(JMC Classics was formed in October 2008. Its business goals are “to provide an unparalleled service for the restoration of classic motorcycles and specialist new build projects of the JMC Egli-Vincent and JMC Norvin.” The Norvin looks to me like a Norton Manx with a Vincent engine, but this becomes a bit of a rabbit trail in an article about the '40s and '50s.)
In 1996, a new motorcycle company was formed by three individuals, Rodney Brown (a metallurgical engineer), Terry Prince (a Vincent enthusiast and specialist), and Ron Slender. Brown provided the financial start and along with Prince were the founding directors, with Slender specializing with business development post-production. The company was named after the three, RTV Motorcycles. Its ambition was to produce a modern day classic Vincent motorcycle that could be marketed, in reasonable volumes, worldwide. RTV used a redesigned and modernized version of the Vincent engine, engineered by Prince, with an increased capacity and in an Egli-style frame. The motorcycles were to be built individually by hand. The first factory prototype RTV was built in 1998, other RTV prototypes were in various stages before the company went into voluntary liquidation towards the end of that year.
Vincent Motors USA founder and president, Bernard Li, acquired the Vincent trademark in 1994 and formally launched Vincent Motors USA in 1998, spending about $2 million building prototypes that resemble the original Vincent but utilized modern components like the Honda RC51 V-twin engine. Vincent Motors was based in San Diego. A resurrection of the Vincent name by this organization is now unlikely as the RC51 engine is out of production, and Li was killed in a motorcycle accident in Arizona in 2008.
There’s also a motorcycle produced in Australia bearing the Vincent name. However, the multiple attempts at restoration of the Vincent name have not enjoyed the success of the resuscitated Indian brand, but only time will tell the final chapter.
Until the name is restored, you can always enjoy Richard Thompson, OBE (Order of the British Empire), British songwriter and guitarist's "1952 Vincent Black Lightning” on his 1991 album Rumor and Sigh.

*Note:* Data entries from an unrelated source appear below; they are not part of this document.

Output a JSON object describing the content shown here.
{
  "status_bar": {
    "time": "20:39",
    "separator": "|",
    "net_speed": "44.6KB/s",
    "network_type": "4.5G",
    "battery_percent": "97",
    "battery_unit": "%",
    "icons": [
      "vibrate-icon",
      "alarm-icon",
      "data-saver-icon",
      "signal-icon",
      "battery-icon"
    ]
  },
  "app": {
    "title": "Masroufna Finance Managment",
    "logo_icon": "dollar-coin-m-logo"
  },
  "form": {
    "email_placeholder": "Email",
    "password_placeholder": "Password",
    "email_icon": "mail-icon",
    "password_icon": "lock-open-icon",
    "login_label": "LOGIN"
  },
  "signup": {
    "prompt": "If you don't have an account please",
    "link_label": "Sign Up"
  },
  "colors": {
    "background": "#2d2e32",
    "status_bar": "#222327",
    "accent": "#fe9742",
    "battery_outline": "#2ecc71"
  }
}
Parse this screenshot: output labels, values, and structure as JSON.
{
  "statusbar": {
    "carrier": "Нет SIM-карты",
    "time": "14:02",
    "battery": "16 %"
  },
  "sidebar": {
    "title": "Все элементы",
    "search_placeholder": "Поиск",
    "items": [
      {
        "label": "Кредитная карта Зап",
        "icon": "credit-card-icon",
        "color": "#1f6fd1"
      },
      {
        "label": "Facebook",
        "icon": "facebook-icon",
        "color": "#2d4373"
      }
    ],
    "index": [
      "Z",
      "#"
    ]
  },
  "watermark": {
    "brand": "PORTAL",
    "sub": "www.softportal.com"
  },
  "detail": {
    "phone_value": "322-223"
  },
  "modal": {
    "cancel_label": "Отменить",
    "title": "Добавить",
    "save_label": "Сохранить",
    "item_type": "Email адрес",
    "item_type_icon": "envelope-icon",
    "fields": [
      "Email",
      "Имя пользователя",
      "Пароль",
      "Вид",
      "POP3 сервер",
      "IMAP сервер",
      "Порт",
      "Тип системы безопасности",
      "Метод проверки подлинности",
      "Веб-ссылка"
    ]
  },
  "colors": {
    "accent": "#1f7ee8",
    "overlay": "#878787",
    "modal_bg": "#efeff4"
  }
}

Thompson later said, "When I was a kid, that was always the exotic bike, … the one that you went 'ooh, wow.'”